| Information provided |
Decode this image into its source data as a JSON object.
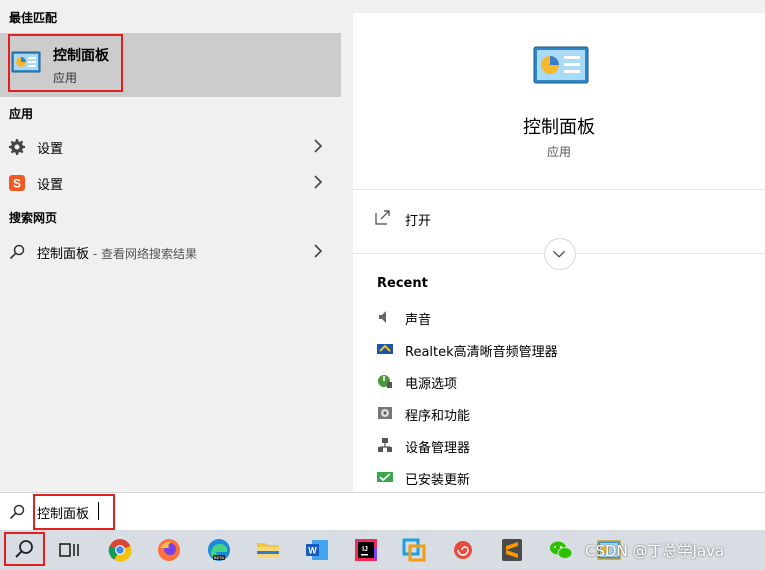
{
  "best_match": {
    "header": "最佳匹配",
    "title": "控制面板",
    "subtitle": "应用"
  },
  "apps": {
    "header": "应用",
    "items": [
      {
        "label": "设置",
        "icon": "gear-icon"
      },
      {
        "label": "设置",
        "icon": "sogou-settings-icon"
      }
    ]
  },
  "web": {
    "header": "搜索网页",
    "query": "控制面板",
    "suffix": " - 查看网络搜索结果"
  },
  "detail": {
    "title": "控制面板",
    "subtitle": "应用",
    "open_label": "打开",
    "recent_header": "Recent",
    "recent": [
      {
        "label": "声音",
        "icon": "speaker-icon"
      },
      {
        "label": "Realtek高清晰音频管理器",
        "icon": "realtek-icon"
      },
      {
        "label": "电源选项",
        "icon": "power-options-icon"
      },
      {
        "label": "程序和功能",
        "icon": "programs-icon"
      },
      {
        "label": "设备管理器",
        "icon": "device-manager-icon"
      },
      {
        "label": "已安装更新",
        "icon": "updates-icon"
      }
    ]
  },
  "search": {
    "value": "控制面板"
  },
  "taskbar": {
    "apps": [
      "search-icon",
      "task-view-icon",
      "chrome-icon",
      "firefox-icon",
      "edge-beta-icon",
      "file-explorer-icon",
      "word-icon",
      "intellij-icon",
      "app-icon",
      "snail-icon",
      "sublime-icon",
      "wechat-icon",
      "control-panel-icon"
    ],
    "watermark": "CSDN @丁总学Java"
  },
  "colors": {
    "highlight": "#e02020",
    "selected_bg": "#cccccc",
    "panel_bg": "#f0f0f0"
  }
}
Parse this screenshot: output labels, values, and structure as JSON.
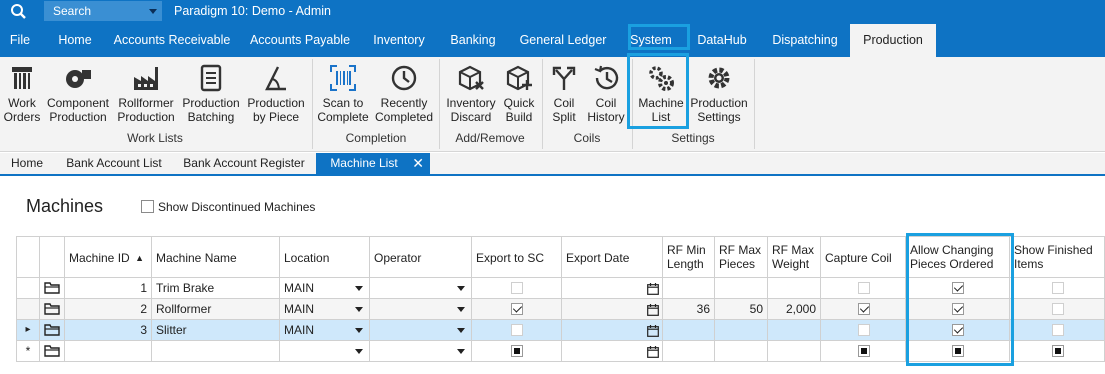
{
  "titlebar": {
    "search_placeholder": "Search",
    "app_title": "Paradigm 10: Demo - Admin"
  },
  "menu": {
    "items": [
      "File",
      "Home",
      "Accounts Receivable",
      "Accounts Payable",
      "Inventory",
      "Banking",
      "General Ledger",
      "System",
      "DataHub",
      "Dispatching",
      "Production"
    ],
    "active": "Production"
  },
  "ribbon": {
    "buttons": [
      {
        "line1": "Work",
        "line2": "Orders",
        "icon": "barcode-ruler-icon"
      },
      {
        "line1": "Component",
        "line2": "Production",
        "icon": "film-reel-icon"
      },
      {
        "line1": "Rollformer",
        "line2": "Production",
        "icon": "factory-icon"
      },
      {
        "line1": "Production",
        "line2": "Batching",
        "icon": "document-list-icon"
      },
      {
        "line1": "Production",
        "line2": "by Piece",
        "icon": "angle-icon"
      },
      {
        "line1": "Scan to",
        "line2": "Complete",
        "icon": "barcode-scan-icon"
      },
      {
        "line1": "Recently",
        "line2": "Completed",
        "icon": "clock-check-icon"
      },
      {
        "line1": "Inventory",
        "line2": "Discard",
        "icon": "box-discard-icon"
      },
      {
        "line1": "Quick",
        "line2": "Build",
        "icon": "box-add-icon"
      },
      {
        "line1": "Coil",
        "line2": "Split",
        "icon": "split-arrows-icon"
      },
      {
        "line1": "Coil",
        "line2": "History",
        "icon": "history-icon"
      },
      {
        "line1": "Machine",
        "line2": "List",
        "icon": "gears-icon"
      },
      {
        "line1": "Production",
        "line2": "Settings",
        "icon": "gear-icon"
      }
    ],
    "groups": [
      "Work Lists",
      "Completion",
      "Add/Remove",
      "Coils",
      "Settings"
    ]
  },
  "tabs": {
    "items": [
      "Home",
      "Bank Account List",
      "Bank Account Register",
      "Machine List"
    ],
    "active": "Machine List",
    "close": "✕"
  },
  "page": {
    "title": "Machines",
    "show_discontinued_label": "Show Discontinued Machines",
    "show_discontinued_checked": false
  },
  "grid": {
    "columns": [
      {
        "key": "machine_id",
        "label": "Machine ID",
        "sort": "ascending"
      },
      {
        "key": "machine_name",
        "label": "Machine Name"
      },
      {
        "key": "location",
        "label": "Location"
      },
      {
        "key": "operator",
        "label": "Operator"
      },
      {
        "key": "export_to_sc",
        "label": "Export to SC"
      },
      {
        "key": "export_date",
        "label": "Export Date"
      },
      {
        "key": "rf_min_length",
        "label": "RF Min Length",
        "l1": "RF Min",
        "l2": "Length"
      },
      {
        "key": "rf_max_pieces",
        "label": "RF Max Pieces",
        "l1": "RF Max",
        "l2": "Pieces"
      },
      {
        "key": "rf_max_weight",
        "label": "RF Max Weight",
        "l1": "RF Max",
        "l2": "Weight"
      },
      {
        "key": "capture_coil",
        "label": "Capture Coil"
      },
      {
        "key": "allow_changing",
        "label": "Allow Changing Pieces Ordered",
        "l1": "Allow Changing",
        "l2": "Pieces Ordered"
      },
      {
        "key": "show_finished",
        "label": "Show Finished Items",
        "l1": "Show Finished",
        "l2": "Items"
      }
    ],
    "rows": [
      {
        "machine_id": "1",
        "machine_name": "Trim Brake",
        "location": "MAIN",
        "operator": "",
        "export_to_sc": false,
        "export_date": "",
        "rf_min_length": "",
        "rf_max_pieces": "",
        "rf_max_weight": "",
        "capture_coil": false,
        "allow_changing": true,
        "show_finished": false
      },
      {
        "machine_id": "2",
        "machine_name": "Rollformer",
        "location": "MAIN",
        "operator": "",
        "export_to_sc": true,
        "export_date": "",
        "rf_min_length": "36",
        "rf_max_pieces": "50",
        "rf_max_weight": "2,000",
        "capture_coil": true,
        "allow_changing": true,
        "show_finished": false
      },
      {
        "machine_id": "3",
        "machine_name": "Slitter",
        "location": "MAIN",
        "operator": "",
        "export_to_sc": false,
        "export_date": "",
        "rf_min_length": "",
        "rf_max_pieces": "",
        "rf_max_weight": "",
        "capture_coil": false,
        "allow_changing": true,
        "show_finished": false,
        "selected": true
      }
    ],
    "new_row_marker": "*",
    "current_row_marker": "▸"
  },
  "colors": {
    "brand_blue": "#0e73c4",
    "highlight": "#1aa0e0",
    "selected_row": "#cfe8fb"
  }
}
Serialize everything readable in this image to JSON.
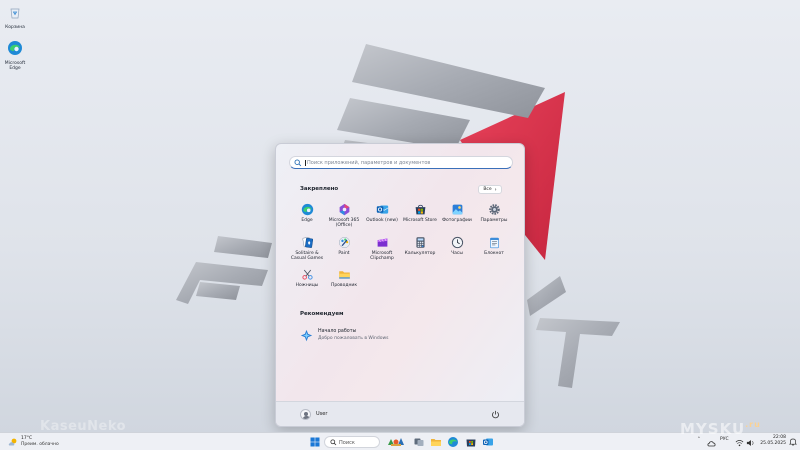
{
  "desktop": {
    "icons": [
      {
        "label": "Корзина",
        "icon": "recycle-bin-icon"
      },
      {
        "label": "Microsoft Edge",
        "icon": "edge-icon"
      }
    ]
  },
  "start_menu": {
    "search_placeholder": "Поиск приложений, параметров и документов",
    "pinned_title": "Закреплено",
    "all_button": "Все",
    "pinned": [
      {
        "label": "Edge",
        "icon": "edge-icon"
      },
      {
        "label": "Microsoft 365 (Office)",
        "icon": "microsoft-365-icon"
      },
      {
        "label": "Outlook (new)",
        "icon": "outlook-icon"
      },
      {
        "label": "Microsoft Store",
        "icon": "store-icon"
      },
      {
        "label": "Фотографии",
        "icon": "photos-icon"
      },
      {
        "label": "Параметры",
        "icon": "settings-gear-icon"
      },
      {
        "label": "Solitaire & Casual Games",
        "icon": "solitaire-icon"
      },
      {
        "label": "Paint",
        "icon": "paint-icon"
      },
      {
        "label": "Microsoft Clipchamp",
        "icon": "clipchamp-icon"
      },
      {
        "label": "Калькулятор",
        "icon": "calculator-icon"
      },
      {
        "label": "Часы",
        "icon": "clock-icon"
      },
      {
        "label": "Блокнот",
        "icon": "notepad-icon"
      },
      {
        "label": "Ножницы",
        "icon": "snipping-tool-icon"
      },
      {
        "label": "Проводник",
        "icon": "file-explorer-icon"
      }
    ],
    "recommended_title": "Рекомендуем",
    "recommended": [
      {
        "title": "Начало работы",
        "subtitle": "Добро пожаловать в Windows",
        "icon": "get-started-icon"
      }
    ],
    "user_name": "User"
  },
  "taskbar": {
    "weather_temp": "17°C",
    "weather_desc": "Преим. облачно",
    "search_label": "Поиск",
    "language": "РУС",
    "time": "22:08",
    "date": "25.05.2025"
  },
  "watermark": {
    "left": "KaseuNeko",
    "right": "MYSKU",
    "right_suffix": ".ru"
  },
  "colors": {
    "accent": "#3a6fb9",
    "wallpaper_red": "#d8304a",
    "taskbar": "#eef0f5"
  }
}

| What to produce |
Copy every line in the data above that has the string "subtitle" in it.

| Solution for this exercise |
    "subtitle": "应用"
    "subtitle": "应用",
        "subtitle": "Добро пожаловать в Windows",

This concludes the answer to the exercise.